----- MATERIAL SUPPLIED
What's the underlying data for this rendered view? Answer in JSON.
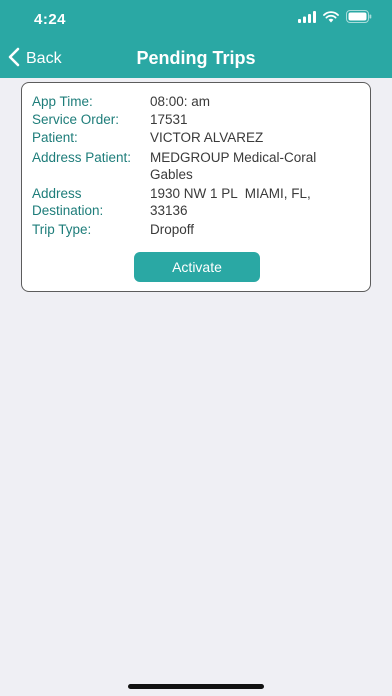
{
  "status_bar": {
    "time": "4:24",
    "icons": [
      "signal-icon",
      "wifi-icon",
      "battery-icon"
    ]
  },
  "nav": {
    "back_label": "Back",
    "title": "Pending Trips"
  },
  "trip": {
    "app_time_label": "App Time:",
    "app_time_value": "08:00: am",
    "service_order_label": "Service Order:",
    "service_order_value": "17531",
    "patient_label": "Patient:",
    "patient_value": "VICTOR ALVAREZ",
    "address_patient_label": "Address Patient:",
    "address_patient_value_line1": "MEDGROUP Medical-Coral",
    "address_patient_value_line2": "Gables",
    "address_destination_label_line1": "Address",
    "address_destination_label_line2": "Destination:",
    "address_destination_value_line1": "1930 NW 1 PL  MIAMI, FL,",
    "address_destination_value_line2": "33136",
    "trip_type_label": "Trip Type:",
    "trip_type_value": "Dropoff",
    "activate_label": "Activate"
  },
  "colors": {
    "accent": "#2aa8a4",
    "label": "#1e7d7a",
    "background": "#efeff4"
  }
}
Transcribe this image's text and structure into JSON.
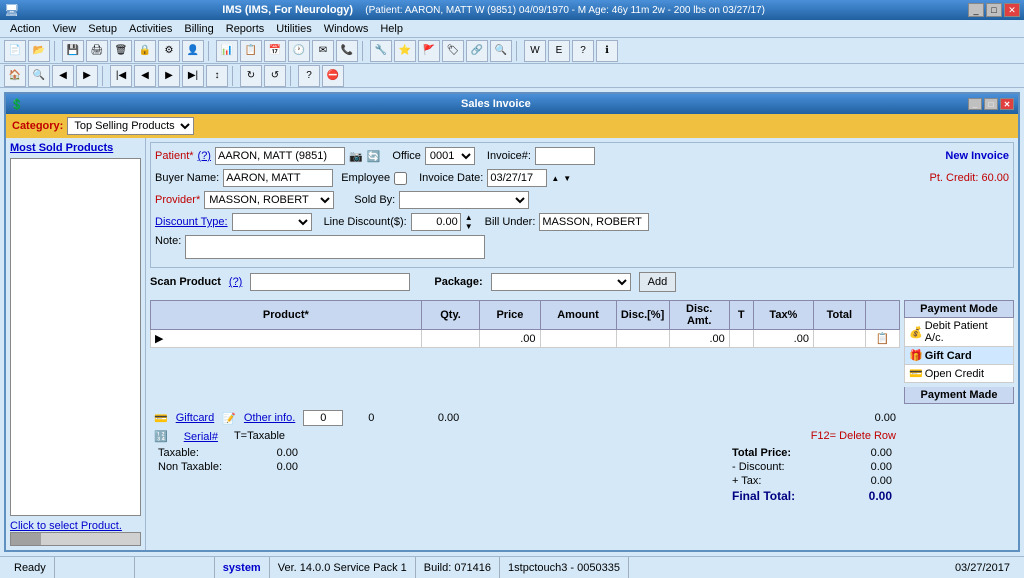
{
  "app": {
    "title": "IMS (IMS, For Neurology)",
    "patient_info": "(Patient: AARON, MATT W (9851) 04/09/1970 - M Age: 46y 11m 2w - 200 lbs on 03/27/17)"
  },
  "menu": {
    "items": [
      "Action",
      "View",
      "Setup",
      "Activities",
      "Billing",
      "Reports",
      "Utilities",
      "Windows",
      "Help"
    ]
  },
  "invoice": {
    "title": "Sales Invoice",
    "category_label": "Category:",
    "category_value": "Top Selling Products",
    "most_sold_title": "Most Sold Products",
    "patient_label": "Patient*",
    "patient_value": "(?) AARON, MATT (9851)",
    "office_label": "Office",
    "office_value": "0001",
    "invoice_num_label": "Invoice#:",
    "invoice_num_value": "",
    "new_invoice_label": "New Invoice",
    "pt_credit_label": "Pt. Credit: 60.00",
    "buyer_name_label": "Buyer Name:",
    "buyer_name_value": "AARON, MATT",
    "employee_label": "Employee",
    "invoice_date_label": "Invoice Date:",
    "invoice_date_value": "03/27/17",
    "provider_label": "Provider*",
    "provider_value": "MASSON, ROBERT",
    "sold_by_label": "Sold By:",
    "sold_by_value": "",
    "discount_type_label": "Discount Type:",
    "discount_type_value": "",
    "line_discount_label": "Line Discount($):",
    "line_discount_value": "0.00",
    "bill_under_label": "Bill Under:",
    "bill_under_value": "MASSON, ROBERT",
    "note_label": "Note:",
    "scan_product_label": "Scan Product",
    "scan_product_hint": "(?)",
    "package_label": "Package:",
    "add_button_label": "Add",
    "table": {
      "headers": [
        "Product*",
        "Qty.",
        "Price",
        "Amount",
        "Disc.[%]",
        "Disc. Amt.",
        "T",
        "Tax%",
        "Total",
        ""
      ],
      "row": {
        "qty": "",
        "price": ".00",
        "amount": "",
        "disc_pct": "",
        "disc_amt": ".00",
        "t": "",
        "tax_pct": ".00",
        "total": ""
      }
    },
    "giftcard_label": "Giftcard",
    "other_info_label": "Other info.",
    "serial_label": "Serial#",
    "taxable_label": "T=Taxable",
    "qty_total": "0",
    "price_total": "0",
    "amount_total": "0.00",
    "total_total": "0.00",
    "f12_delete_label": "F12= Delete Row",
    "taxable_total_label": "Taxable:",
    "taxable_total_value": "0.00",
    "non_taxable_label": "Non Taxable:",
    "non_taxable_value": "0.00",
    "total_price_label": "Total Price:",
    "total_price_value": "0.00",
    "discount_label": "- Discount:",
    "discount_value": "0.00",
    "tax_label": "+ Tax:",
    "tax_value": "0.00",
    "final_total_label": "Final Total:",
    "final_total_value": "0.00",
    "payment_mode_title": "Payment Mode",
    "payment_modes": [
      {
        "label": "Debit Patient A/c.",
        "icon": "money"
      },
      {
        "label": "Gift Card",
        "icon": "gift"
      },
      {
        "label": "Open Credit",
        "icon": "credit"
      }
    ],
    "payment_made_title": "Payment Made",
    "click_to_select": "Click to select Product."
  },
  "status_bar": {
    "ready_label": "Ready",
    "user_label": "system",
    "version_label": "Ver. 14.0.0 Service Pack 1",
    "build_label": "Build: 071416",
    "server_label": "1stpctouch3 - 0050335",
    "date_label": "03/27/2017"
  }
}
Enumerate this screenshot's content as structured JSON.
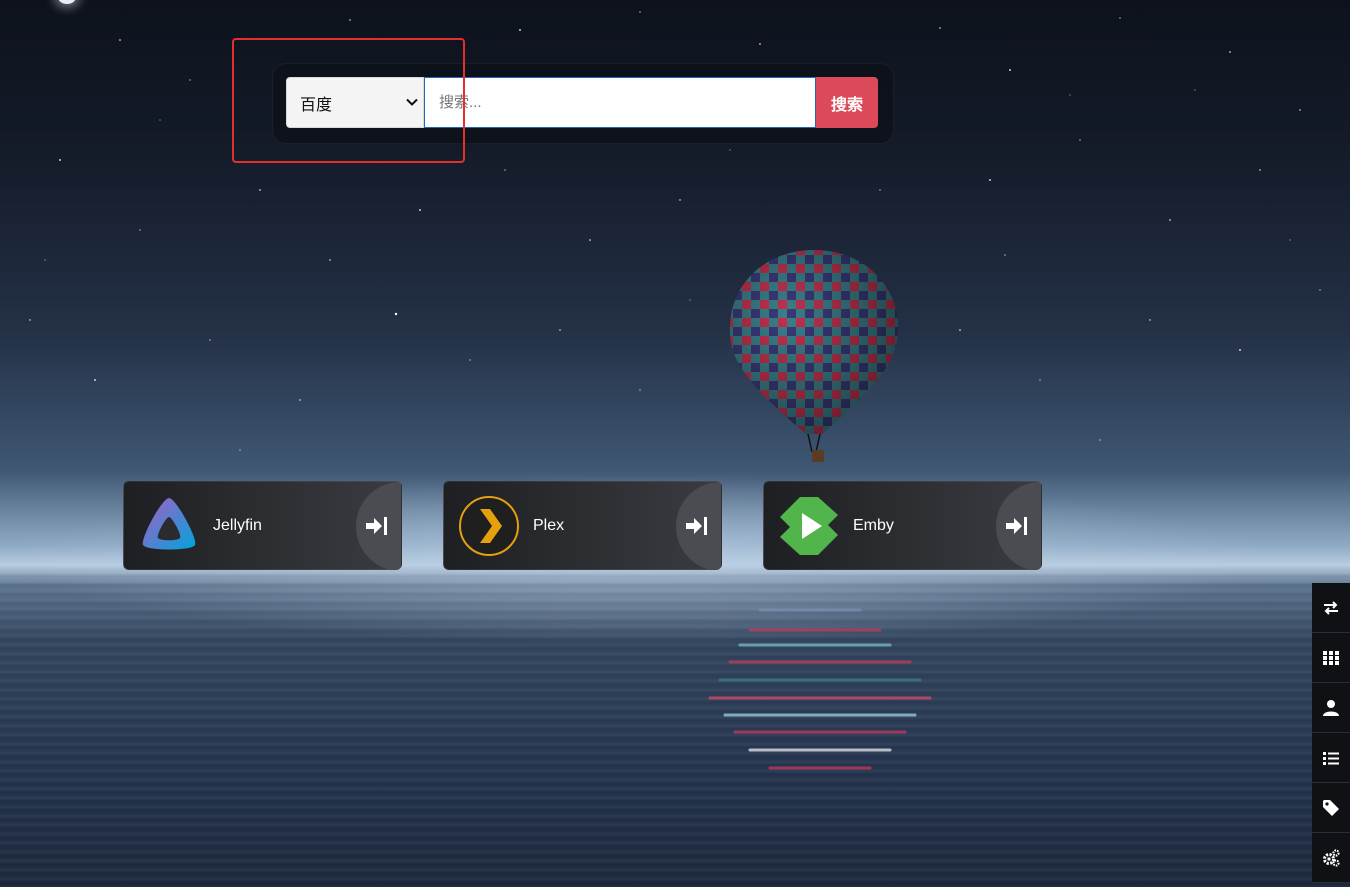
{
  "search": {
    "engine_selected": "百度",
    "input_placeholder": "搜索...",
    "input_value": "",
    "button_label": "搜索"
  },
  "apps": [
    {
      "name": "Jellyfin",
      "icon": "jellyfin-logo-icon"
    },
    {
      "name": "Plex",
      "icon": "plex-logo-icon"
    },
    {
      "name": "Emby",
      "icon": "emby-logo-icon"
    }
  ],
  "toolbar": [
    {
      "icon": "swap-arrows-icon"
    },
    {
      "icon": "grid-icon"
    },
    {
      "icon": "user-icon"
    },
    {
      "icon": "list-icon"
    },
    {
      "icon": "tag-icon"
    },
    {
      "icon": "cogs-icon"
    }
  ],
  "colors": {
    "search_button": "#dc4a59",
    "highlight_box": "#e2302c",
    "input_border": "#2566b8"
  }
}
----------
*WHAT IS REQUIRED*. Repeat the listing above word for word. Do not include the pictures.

*REPLY TO THE TASK*.
What's the underlying data for this rendered view? Answer in JSON.
{
  "status_bar": {
    "time": "4:24",
    "icons": [
      "signal-icon",
      "wifi-icon",
      "battery-icon"
    ]
  },
  "nav": {
    "back_label": "Back",
    "title": "Pending Trips"
  },
  "trip": {
    "app_time_label": "App Time:",
    "app_time_value": "08:00: am",
    "service_order_label": "Service Order:",
    "service_order_value": "17531",
    "patient_label": "Patient:",
    "patient_value": "VICTOR ALVAREZ",
    "address_patient_label": "Address Patient:",
    "address_patient_value_line1": "MEDGROUP Medical-Coral",
    "address_patient_value_line2": "Gables",
    "address_destination_label_line1": "Address",
    "address_destination_label_line2": "Destination:",
    "address_destination_value_line1": "1930 NW 1 PL  MIAMI, FL,",
    "address_destination_value_line2": "33136",
    "trip_type_label": "Trip Type:",
    "trip_type_value": "Dropoff",
    "activate_label": "Activate"
  },
  "colors": {
    "accent": "#2aa8a4",
    "label": "#1e7d7a",
    "background": "#efeff4"
  }
}
Transcribe this image's text and structure into JSON.
{
  "app": {
    "title": "IMS (IMS, For Neurology)",
    "patient_info": "(Patient: AARON, MATT W (9851) 04/09/1970 - M Age: 46y 11m 2w - 200 lbs on 03/27/17)"
  },
  "menu": {
    "items": [
      "Action",
      "View",
      "Setup",
      "Activities",
      "Billing",
      "Reports",
      "Utilities",
      "Windows",
      "Help"
    ]
  },
  "invoice": {
    "title": "Sales Invoice",
    "category_label": "Category:",
    "category_value": "Top Selling Products",
    "most_sold_title": "Most Sold Products",
    "patient_label": "Patient*",
    "patient_value": "(?) AARON, MATT (9851)",
    "office_label": "Office",
    "office_value": "0001",
    "invoice_num_label": "Invoice#:",
    "invoice_num_value": "",
    "new_invoice_label": "New Invoice",
    "pt_credit_label": "Pt. Credit: 60.00",
    "buyer_name_label": "Buyer Name:",
    "buyer_name_value": "AARON, MATT",
    "employee_label": "Employee",
    "invoice_date_label": "Invoice Date:",
    "invoice_date_value": "03/27/17",
    "provider_label": "Provider*",
    "provider_value": "MASSON, ROBERT",
    "sold_by_label": "Sold By:",
    "sold_by_value": "",
    "discount_type_label": "Discount Type:",
    "discount_type_value": "",
    "line_discount_label": "Line Discount($):",
    "line_discount_value": "0.00",
    "bill_under_label": "Bill Under:",
    "bill_under_value": "MASSON, ROBERT",
    "note_label": "Note:",
    "scan_product_label": "Scan Product",
    "scan_product_hint": "(?)",
    "package_label": "Package:",
    "add_button_label": "Add",
    "table": {
      "headers": [
        "Product*",
        "Qty.",
        "Price",
        "Amount",
        "Disc.[%]",
        "Disc. Amt.",
        "T",
        "Tax%",
        "Total",
        ""
      ],
      "row": {
        "qty": "",
        "price": ".00",
        "amount": "",
        "disc_pct": "",
        "disc_amt": ".00",
        "t": "",
        "tax_pct": ".00",
        "total": ""
      }
    },
    "giftcard_label": "Giftcard",
    "other_info_label": "Other info.",
    "serial_label": "Serial#",
    "taxable_label": "T=Taxable",
    "qty_total": "0",
    "price_total": "0",
    "amount_total": "0.00",
    "total_total": "0.00",
    "f12_delete_label": "F12= Delete Row",
    "taxable_total_label": "Taxable:",
    "taxable_total_value": "0.00",
    "non_taxable_label": "Non Taxable:",
    "non_taxable_value": "0.00",
    "total_price_label": "Total Price:",
    "total_price_value": "0.00",
    "discount_label": "- Discount:",
    "discount_value": "0.00",
    "tax_label": "+ Tax:",
    "tax_value": "0.00",
    "final_total_label": "Final Total:",
    "final_total_value": "0.00",
    "payment_mode_title": "Payment Mode",
    "payment_modes": [
      {
        "label": "Debit Patient A/c.",
        "icon": "money"
      },
      {
        "label": "Gift Card",
        "icon": "gift"
      },
      {
        "label": "Open Credit",
        "icon": "credit"
      }
    ],
    "payment_made_title": "Payment Made",
    "click_to_select": "Click to select Product."
  },
  "status_bar": {
    "ready_label": "Ready",
    "user_label": "system",
    "version_label": "Ver. 14.0.0 Service Pack 1",
    "build_label": "Build: 071416",
    "server_label": "1stpctouch3 - 0050335",
    "date_label": "03/27/2017"
  }
}
Enumerate this screenshot's content as structured JSON.
{
  "search": {
    "engine_selected": "百度",
    "input_placeholder": "搜索...",
    "input_value": "",
    "button_label": "搜索"
  },
  "apps": [
    {
      "name": "Jellyfin",
      "icon": "jellyfin-logo-icon"
    },
    {
      "name": "Plex",
      "icon": "plex-logo-icon"
    },
    {
      "name": "Emby",
      "icon": "emby-logo-icon"
    }
  ],
  "toolbar": [
    {
      "icon": "swap-arrows-icon"
    },
    {
      "icon": "grid-icon"
    },
    {
      "icon": "user-icon"
    },
    {
      "icon": "list-icon"
    },
    {
      "icon": "tag-icon"
    },
    {
      "icon": "cogs-icon"
    }
  ],
  "colors": {
    "search_button": "#dc4a59",
    "highlight_box": "#e2302c",
    "input_border": "#2566b8"
  }
}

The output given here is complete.